(Web page and app entries)
■ ■ ■ ■ ■ ■ ■
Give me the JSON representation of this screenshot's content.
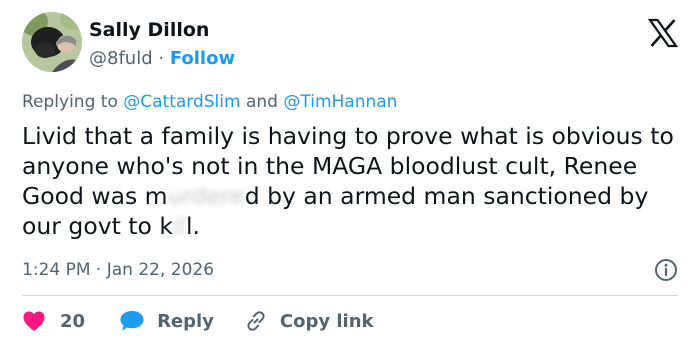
{
  "author": {
    "display_name": "Sally Dillon",
    "handle": "@8fuld",
    "separator": "·",
    "follow_label": "Follow"
  },
  "reply_context": {
    "prefix": "Replying to",
    "mention_1": "@CattardSlim",
    "conjunction": "and",
    "mention_2": "@TimHannan"
  },
  "tweet": {
    "text_1": "Livid that a family is having to prove what is obvious to anyone who's not in the MAGA bloodlust cult, Renee Good was m",
    "censored_1": "urdere",
    "text_2": "d by an armed man sanctioned by our govt to k",
    "censored_2": "il",
    "text_3": "l.",
    "timestamp": "1:24 PM · Jan 22, 2026"
  },
  "actions": {
    "like_count": "20",
    "reply_label": "Reply",
    "copy_link_label": "Copy link"
  },
  "icons": {
    "like": "heart-icon",
    "reply": "speech-bubble-icon",
    "copy": "link-icon",
    "info": "info-icon",
    "brand": "x-logo-icon"
  },
  "colors": {
    "accent": "#1d9bf0",
    "like": "#f91880",
    "muted": "#536471",
    "text": "#0f1419"
  }
}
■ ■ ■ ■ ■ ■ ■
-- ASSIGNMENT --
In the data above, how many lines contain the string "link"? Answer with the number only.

-- EXERCISE RESPONSE --
2